Despite the fact that MAP activism reduces the risk of CSA, many social media platforms have decided to prioritize the PR hassle of "you allow pedophiles on your site!" over the wellbeing of children and ban MAPs and MAP activism. Some have taken this a step further, banning support groups and even medical professionals who try to share factual information about MAPs. This makes it harder for MAPs to find others like them and support resources, increasing the risk of mental health issues, including suicidal thoughts, in a community that is already at a higher risk due to the stigma surrounding their attractions.

Vigilantism

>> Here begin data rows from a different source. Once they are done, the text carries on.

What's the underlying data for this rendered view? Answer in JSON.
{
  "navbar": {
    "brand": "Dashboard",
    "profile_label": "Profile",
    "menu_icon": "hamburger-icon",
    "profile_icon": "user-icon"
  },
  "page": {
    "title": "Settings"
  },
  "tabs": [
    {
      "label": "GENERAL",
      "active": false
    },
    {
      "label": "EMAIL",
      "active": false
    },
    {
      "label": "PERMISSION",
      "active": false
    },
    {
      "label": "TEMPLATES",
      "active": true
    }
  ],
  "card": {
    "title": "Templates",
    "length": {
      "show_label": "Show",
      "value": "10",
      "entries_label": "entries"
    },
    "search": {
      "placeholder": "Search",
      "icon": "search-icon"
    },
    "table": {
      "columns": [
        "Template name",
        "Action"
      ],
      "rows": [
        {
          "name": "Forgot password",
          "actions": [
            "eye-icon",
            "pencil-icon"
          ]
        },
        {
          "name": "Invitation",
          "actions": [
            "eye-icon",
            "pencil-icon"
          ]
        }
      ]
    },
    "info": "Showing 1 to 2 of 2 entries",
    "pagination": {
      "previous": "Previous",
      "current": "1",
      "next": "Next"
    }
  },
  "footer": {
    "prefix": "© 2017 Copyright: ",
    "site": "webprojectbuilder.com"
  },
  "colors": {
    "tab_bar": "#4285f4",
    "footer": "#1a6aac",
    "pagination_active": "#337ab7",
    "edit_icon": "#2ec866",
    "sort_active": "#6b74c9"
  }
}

Due to the near-universal misunderstanding of minor attractions, MAPs, even non-offending ones, are popular targets for online vigilantes, often referred to as "pedophile hunters" or "anti-MAPs." These groups are associated with illegal actions, harm to innocent "suspects," and false accusations. They also benefit from and perpetuate the stigma surrounding pedophilia and other minor attractions, interfering with legitimate CSA prevention efforts in the process. In short, these groups hide behind the claim that they are "protecting children" while their words and actions harm both children and innocent adults.

You can learn more about online threats to MAPs and allies on our Safety page.

How can I support minor-attracted people?

General Public

Check out our Allies page for more information on supporting MAPs.

Friends and Family

Check out our dedicated page for friends and family members of MAPs to learn how to support the MAP in your life.

Mental Health Professionals

Check out our Therapists page to learn how to support MAPs as a mental health professional.

Researchers

Check out our Researchers page to learn about supporting MAPs through science.

Journalists

Due to the wide variety of topics covered by the media, there are numerous ways journalists can integrate more accurate, non-stigmatizing information about MAPs into their content. The most basic of these is simply using accurate terminology, something CSA prevention experts strongly recommend, as it could actually help reduce rates of child abuse. When focusing on abuse-specific topics, getting input from child protection organizations that base their work on the research surrounding minor attractions rather than appealing to stereotypes about pedophiles is another great way to ensure accuracy.

Journalists can also go a step further by talking about the MAP community itself and the role it plays in CSA prevention. Some MAP-focused organizations and support groups are open to providing interviews about their work, and some may even be willing to help reporters find specific MAPs who can share stories about their personal experience with their attractions. While there is also the option to seek out MAPs in the community without the help of any organization or group, this can be problematic, as trolls have a history of pretending to be a MAP in order to cast the community in a negative light. Be sure to find a MAP who is well-known in the community and can be vouched for by other respected community members.

Journalists who are interested in learning more about MAP Resources can get in touch using the contact information on our About page.